1. Code
  2. Corona SDK

Corona SDK: Develop a Frenzic-like Game - Application Setup

This post is part of a series called Corona SDK: Develop a Frenzic-like Game.
Corona SDK: Develop a Frenzic-like Game - Adding Interactivity

In this Tutorial series, we'll use the Corona SDK to build a Frenzic Inspired Game. This tutorial will focus on the application setup and core structure in 15 steps. Read on!

Step 1: Application Overview


Using pre made graphics we will code an entertaining game using js and the Corona SDK API's.
The user will be able to play against time to complete the square containers by tapping in them. Filling a container with a single color gives more points!

Step 2: Target Device


The first thing we have to do is select the platform we want to run our app within, this way we'll be able to choose the size for the images we will use.

The iOS platform has these characteristics:

  • iPad: 1024x768px, 132 ppi
  • iPhone/iPod Touch: 320x480px, 163 ppi
  • iPhone 4: 960x640px, 326 ppi

Because Android is an open platform, there are many different devices and resolutions.
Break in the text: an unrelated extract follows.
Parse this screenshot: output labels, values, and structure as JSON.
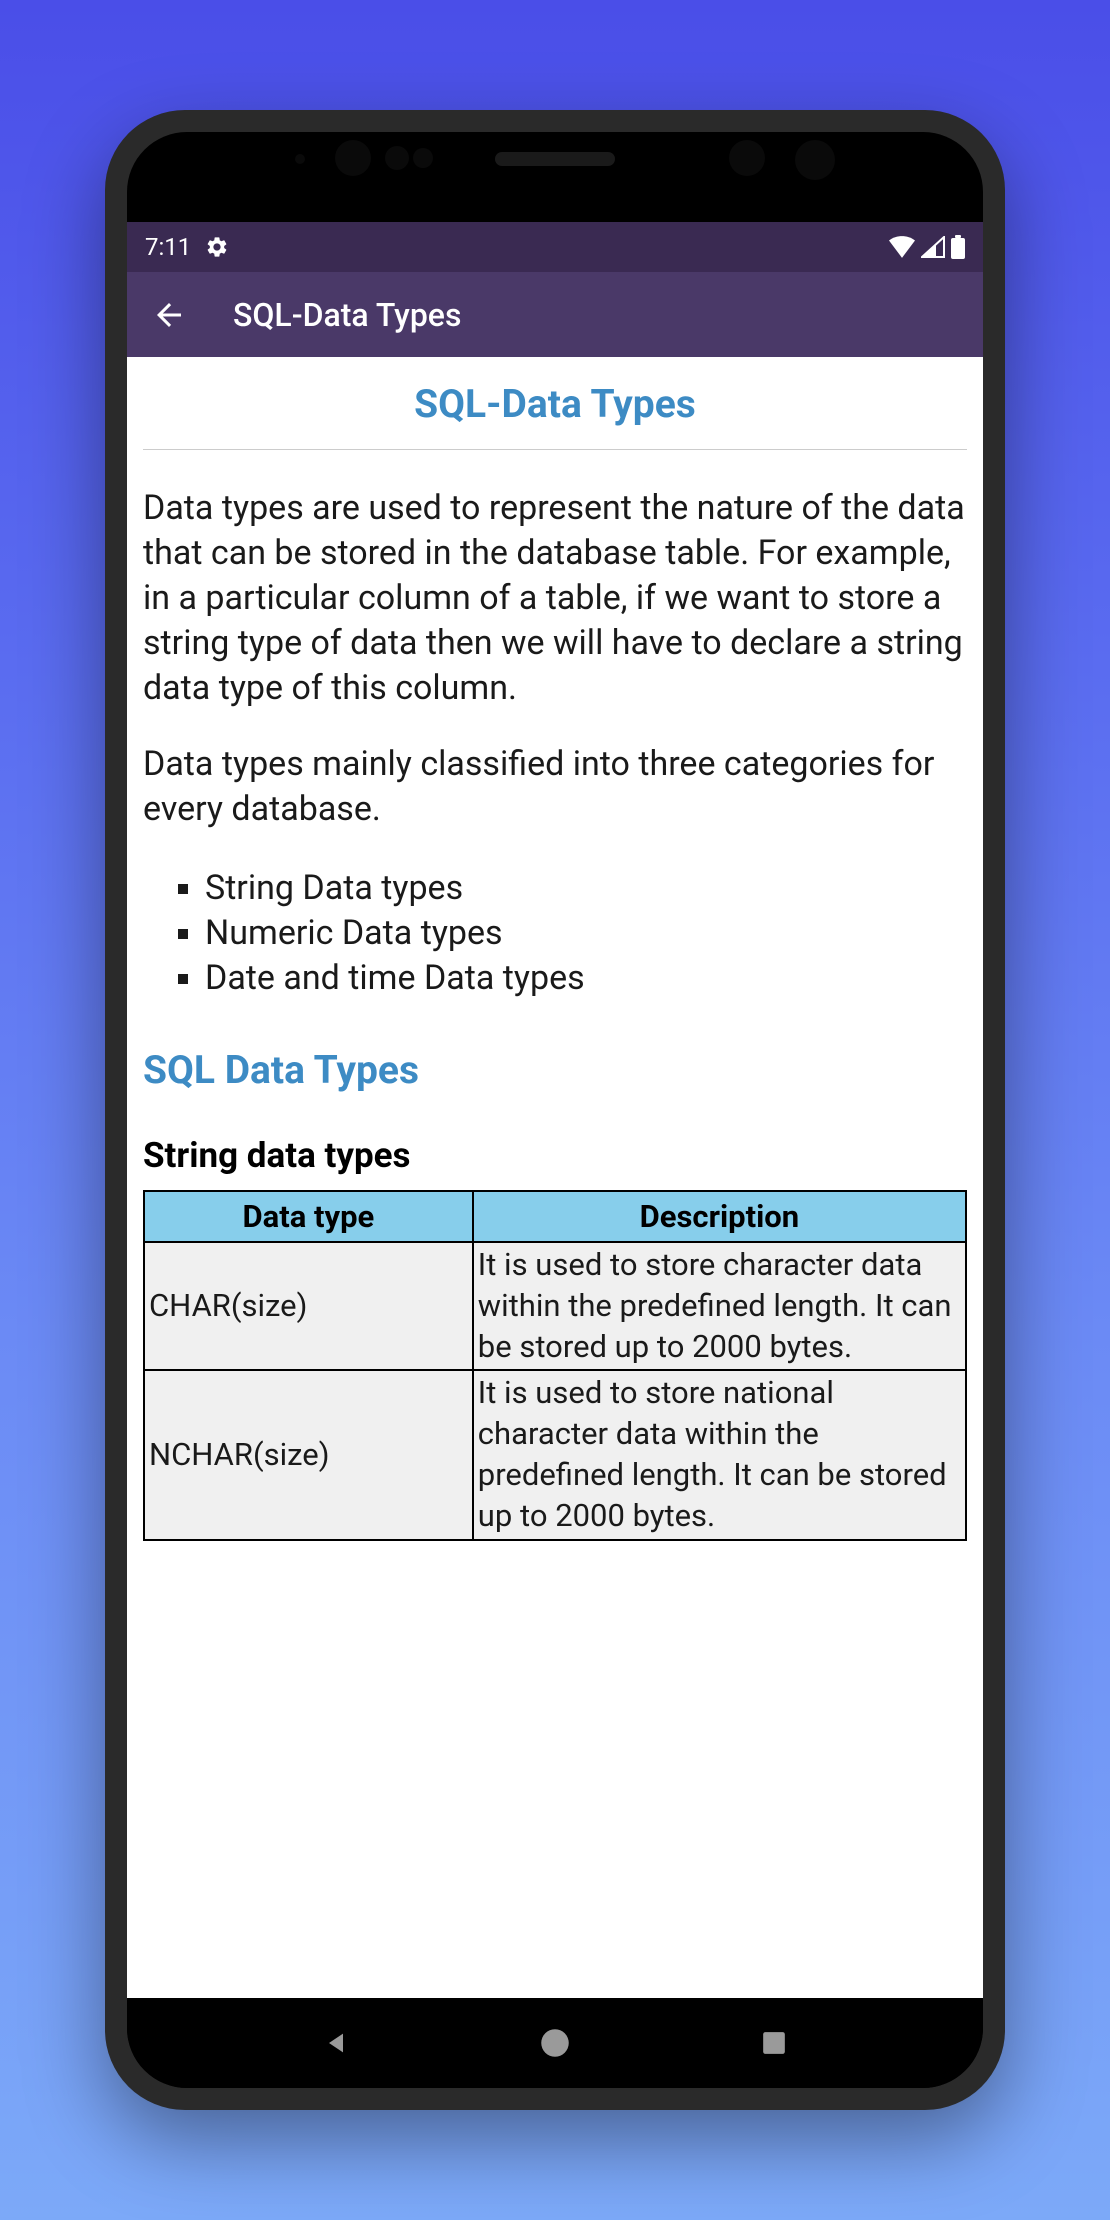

A few of the more common screen characteristics are:

  • Google Nexus One: 480x800px, 254 ppi
  • Motorola Droid X: 854x480px, 228 ppi
  • HTC Evo: 480x800px, 217 ppi

In this tutorial we'll be focusing on the iOS platform with the graphic design, specifically developing for distribution to an iPhone/iPod touch, but the code presented here should apply to Android development with the Corona SDK as well.

Step 3: Interface


A colorful nice looking interface will be displayed, this involves multiple shapes, buttons, bitmaps and more.
The interface graphic resources necessary for this tutorial can be found in the attached download.

Step 4: Export Graphics


Depending on the device you have selected, you may need to export the graphics in the recommended ppi, you can do that in your favorite image editor.
I used the Adjust Size... function in the Preview app on Mac OS X.
Remember to give the images a descriptive name and save them in your project folder.

Step 5: Sound


We'll use Sound Effects to enhance the feeling of the game, you can find the sounds used in this example in using the keywords bell and buzz.

Step 6: Build Settings

Before writing any code we'll define a few options by creating a build.settings file. This file contains parameters that will be applied to the final build of your program as well as the font that we want to embed in our app.

Step 7: App Configuration

Another external file will be used to scale the application to fullscreen across devices, the config.js file.

This file shows the original screen size and the method used to scale that content in case the app is run in a different screen resolution.

Step 8: Main.js

Let's write the application!
Open your prefered js editor (any Text Editor will work, but you won't have syntax highlighting) and prepare to write your awesome app. Remember to save the file as main.js in your project folder.

Step 9: Code Structure

We'll structure our code as if it were a Class. If you know ActionScript or Java, you should find the structure familiar.

Step 10: Hide Status Bar

This code hides the status bar. The status bar is the bar on top of the device screen that shows the time, signal, and other indicators.

Step 11:Title View


This is the main application screen, it will be the first interactive view to appear in our game. These variables store the background and the TitleView components.

Step 12: Score & Lives


The following variables store the lives and score texts as well as its value.

Step 13: Containers


These graphics will have a tap listener in order to move the squares to the predefined position, fill them to win points!
Another variable is declared in this code, a group that will store all the graphics shown in the game screen.

Step 14: Blocks


Three blocks will be available in the game, fill a container with a single block color to win bonus points. The blocks will be added to the game randomly and stored in a table that we'll create later.

Step 15: Credits


This screen will show the credits, year, and copyright of the game. This variable will be used to store a reference to the view:

Step 16: Variables

These are the variables we'll use, read the comments in the code to know more about them, some of their names are self explaining so there will be no comment there.

Step 17: Code Review

Here is the full code written in this tutorial alongside with comments to help you identify each part:

Next Time...

In this part of the series you've learned the interface and the basic setup of the game. Stay tuned for part two where we will handle the different screen views and start placing the graphics in stage to build the interface. See you next time!

Looking for something to help kick start your next project?
Envato Market has a range of items for sale to help get you started.